If you have personally identifiable information (PII) about a Massachusetts resident, such as a first and last name, then you have to encrypt that data on the wire and as it’s persisted. Sending PII over HTTP instead of HTTPS? That’s a big no no. Storing the name of a customer in SQL Server without the data being encrypted?  No way, Jose. You’ll get a fine of $5,000 per breach or lost record. If you have a database that contains 1,000 names of Massachusetts residents and lose it without the data being encrypted that’s $5,000,000. Yikes.

The idea is good (yay – better security for anyone registering on a website) and bad (expensive). As a consultant in a country not covered by the law I could care less, but is this in general a good idea? Securing data and sending sensitive information across secure connections is always a good idea, and it could hit the EU soon. Documenting how you secure the Personally Identifiable Information (PII)? Who can argue with that being a good idea? As an IT consultant you won’t hear me cry myself to sleep.

But the proportions of the legislation seem unclear. If you log on to my website (securely of course), and I feed you the following pages through clear text HTTP – can I be fined if your name appear on the page as in “Reader XYZ is logged in”?

I guess so.

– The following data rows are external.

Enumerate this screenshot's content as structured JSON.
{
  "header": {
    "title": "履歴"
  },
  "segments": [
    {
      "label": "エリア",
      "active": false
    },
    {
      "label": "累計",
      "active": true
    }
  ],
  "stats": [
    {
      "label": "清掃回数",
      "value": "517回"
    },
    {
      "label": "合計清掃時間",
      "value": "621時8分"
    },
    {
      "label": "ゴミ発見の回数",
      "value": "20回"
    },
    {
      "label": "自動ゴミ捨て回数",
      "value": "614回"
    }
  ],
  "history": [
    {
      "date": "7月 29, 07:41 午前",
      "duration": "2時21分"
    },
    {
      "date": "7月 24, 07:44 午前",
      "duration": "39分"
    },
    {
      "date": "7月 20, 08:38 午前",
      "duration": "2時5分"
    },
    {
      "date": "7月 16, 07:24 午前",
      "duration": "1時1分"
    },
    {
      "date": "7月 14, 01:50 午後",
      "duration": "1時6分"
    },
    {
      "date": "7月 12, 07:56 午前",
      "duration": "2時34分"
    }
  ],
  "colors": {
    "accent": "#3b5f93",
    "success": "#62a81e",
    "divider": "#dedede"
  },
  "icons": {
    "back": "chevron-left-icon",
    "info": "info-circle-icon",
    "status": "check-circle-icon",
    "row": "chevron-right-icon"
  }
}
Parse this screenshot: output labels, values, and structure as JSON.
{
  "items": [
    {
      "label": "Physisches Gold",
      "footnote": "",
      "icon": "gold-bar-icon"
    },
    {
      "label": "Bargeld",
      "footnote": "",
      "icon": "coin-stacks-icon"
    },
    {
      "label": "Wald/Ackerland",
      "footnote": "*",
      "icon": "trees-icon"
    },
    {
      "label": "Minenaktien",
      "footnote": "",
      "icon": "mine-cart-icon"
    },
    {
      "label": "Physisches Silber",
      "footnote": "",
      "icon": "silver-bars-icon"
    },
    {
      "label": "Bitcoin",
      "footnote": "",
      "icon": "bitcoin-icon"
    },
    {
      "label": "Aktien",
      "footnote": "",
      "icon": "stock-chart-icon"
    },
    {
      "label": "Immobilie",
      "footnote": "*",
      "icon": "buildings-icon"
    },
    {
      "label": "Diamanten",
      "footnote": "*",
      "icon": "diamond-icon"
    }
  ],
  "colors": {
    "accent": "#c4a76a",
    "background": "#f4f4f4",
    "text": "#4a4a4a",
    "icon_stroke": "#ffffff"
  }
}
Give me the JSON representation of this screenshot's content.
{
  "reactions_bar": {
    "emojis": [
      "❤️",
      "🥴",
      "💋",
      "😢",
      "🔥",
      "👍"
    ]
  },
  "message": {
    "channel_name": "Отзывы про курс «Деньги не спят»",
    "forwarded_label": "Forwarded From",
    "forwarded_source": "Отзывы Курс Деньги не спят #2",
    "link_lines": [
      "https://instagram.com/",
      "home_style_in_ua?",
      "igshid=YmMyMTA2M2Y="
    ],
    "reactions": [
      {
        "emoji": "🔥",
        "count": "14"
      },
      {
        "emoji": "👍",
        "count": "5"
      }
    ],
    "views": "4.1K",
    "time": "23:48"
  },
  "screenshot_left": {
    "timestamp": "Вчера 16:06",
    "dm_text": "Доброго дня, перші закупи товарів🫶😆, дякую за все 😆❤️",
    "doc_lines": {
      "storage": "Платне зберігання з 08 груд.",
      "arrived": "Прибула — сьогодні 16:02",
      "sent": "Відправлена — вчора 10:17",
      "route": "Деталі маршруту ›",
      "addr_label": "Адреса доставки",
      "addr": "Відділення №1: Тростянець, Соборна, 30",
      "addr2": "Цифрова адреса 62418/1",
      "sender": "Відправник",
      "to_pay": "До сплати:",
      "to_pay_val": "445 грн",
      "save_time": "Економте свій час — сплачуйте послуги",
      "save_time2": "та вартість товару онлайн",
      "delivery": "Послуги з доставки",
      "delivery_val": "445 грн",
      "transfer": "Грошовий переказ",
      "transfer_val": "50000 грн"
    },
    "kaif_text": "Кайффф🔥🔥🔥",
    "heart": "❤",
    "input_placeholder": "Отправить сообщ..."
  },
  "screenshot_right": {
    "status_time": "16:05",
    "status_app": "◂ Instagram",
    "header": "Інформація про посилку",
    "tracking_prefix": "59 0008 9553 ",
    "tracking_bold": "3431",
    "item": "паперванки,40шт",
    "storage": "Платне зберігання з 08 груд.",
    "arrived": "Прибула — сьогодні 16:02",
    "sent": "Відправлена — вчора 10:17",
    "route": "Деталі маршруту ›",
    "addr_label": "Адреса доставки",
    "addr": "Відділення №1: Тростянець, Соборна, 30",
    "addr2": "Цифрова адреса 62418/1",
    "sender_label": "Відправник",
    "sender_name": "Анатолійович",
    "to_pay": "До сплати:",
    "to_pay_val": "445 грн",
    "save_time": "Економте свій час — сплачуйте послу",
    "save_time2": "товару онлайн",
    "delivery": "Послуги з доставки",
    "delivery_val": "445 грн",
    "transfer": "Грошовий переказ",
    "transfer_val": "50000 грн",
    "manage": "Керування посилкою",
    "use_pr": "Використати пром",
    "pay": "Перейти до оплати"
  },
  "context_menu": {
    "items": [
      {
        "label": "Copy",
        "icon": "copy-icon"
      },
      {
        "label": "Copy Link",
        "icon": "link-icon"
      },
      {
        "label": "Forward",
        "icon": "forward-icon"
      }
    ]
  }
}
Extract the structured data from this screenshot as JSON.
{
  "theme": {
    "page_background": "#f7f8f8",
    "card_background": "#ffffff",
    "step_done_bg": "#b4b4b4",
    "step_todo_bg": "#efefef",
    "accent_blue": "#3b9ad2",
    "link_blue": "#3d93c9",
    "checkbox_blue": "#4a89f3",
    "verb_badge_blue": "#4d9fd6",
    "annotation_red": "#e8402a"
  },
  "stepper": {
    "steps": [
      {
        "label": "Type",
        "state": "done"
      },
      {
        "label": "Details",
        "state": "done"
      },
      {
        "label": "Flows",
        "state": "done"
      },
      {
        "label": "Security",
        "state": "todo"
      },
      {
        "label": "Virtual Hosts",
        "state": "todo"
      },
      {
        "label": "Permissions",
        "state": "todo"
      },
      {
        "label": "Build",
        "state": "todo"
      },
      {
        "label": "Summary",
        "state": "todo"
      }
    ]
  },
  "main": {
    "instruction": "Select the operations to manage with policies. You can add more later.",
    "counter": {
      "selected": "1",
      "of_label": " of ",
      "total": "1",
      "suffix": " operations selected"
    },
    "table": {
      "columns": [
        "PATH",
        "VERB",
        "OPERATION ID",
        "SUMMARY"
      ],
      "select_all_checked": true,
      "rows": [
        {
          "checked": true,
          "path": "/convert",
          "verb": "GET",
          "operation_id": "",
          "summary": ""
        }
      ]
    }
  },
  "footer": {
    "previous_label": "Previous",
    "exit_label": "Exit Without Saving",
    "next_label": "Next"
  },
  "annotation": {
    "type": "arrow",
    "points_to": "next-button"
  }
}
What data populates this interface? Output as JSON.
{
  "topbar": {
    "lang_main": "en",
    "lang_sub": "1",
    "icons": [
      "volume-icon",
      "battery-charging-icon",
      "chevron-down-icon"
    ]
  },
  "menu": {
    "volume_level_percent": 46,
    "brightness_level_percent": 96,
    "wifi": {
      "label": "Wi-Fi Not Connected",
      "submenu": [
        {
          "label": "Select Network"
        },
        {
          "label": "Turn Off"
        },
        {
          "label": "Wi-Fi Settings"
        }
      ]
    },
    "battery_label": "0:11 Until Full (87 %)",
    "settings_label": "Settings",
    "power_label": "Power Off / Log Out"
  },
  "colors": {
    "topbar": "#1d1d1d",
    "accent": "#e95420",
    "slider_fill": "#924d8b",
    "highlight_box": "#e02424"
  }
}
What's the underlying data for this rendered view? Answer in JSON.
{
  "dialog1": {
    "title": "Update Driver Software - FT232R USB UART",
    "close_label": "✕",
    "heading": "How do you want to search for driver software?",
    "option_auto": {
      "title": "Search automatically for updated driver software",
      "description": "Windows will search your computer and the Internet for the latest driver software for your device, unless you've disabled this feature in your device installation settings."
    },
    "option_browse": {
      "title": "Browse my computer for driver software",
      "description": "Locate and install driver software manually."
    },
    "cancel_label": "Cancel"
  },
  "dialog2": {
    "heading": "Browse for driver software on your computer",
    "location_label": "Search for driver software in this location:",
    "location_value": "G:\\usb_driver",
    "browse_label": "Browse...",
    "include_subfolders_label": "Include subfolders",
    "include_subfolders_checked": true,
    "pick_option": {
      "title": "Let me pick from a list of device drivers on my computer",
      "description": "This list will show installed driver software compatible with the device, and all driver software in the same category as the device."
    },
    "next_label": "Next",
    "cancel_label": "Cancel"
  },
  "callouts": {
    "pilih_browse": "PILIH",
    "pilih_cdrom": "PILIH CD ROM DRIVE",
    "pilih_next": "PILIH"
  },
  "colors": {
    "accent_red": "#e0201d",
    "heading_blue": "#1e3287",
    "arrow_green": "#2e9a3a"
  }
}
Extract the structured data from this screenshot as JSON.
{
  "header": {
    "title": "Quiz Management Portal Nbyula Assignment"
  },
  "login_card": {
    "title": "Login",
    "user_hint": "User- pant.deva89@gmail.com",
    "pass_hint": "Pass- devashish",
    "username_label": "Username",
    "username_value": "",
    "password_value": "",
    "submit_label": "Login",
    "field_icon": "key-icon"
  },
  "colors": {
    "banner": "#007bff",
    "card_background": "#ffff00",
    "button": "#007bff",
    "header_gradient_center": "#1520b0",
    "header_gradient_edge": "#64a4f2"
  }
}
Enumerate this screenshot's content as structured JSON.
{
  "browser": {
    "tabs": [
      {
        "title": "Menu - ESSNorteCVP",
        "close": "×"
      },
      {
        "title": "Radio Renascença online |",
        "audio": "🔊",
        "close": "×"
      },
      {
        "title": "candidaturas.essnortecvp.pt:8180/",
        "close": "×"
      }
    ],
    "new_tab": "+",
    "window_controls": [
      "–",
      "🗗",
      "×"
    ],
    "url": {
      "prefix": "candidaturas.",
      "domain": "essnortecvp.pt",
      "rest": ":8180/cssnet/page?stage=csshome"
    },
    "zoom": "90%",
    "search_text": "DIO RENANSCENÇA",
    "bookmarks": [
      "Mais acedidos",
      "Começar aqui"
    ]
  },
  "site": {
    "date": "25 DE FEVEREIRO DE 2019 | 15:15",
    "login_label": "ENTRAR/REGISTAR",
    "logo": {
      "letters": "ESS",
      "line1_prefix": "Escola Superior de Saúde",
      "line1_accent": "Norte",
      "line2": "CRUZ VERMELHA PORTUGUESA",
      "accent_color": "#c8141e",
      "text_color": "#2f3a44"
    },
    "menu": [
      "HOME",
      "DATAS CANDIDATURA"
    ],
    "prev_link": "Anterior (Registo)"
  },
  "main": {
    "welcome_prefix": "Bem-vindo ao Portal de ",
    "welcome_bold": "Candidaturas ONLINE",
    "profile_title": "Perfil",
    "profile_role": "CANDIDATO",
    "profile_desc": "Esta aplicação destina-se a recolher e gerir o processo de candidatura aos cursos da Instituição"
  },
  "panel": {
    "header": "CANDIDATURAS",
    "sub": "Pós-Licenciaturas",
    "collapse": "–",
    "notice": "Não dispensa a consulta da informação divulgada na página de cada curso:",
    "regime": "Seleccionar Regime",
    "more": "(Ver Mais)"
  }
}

It strikes me that there is no level of sensitivity defined – anything considered personal must be secured. As a legislator, it seems very easy to do this when you don’t have to pick up the bill.

If this kind of legislation should hit Europe, I hope someone would elaborate a bit on the do’s and dont’s:

  • Are all kinds of data included? Can I be fined if you, as a Massachusetts citizen, post a comment to this and include your name? (the database is secured, but nothing is sent through HTTPS)
  • Would it make sense to allow users to wave their rights, and thereby allow users to work with online applications that are not 100% secure?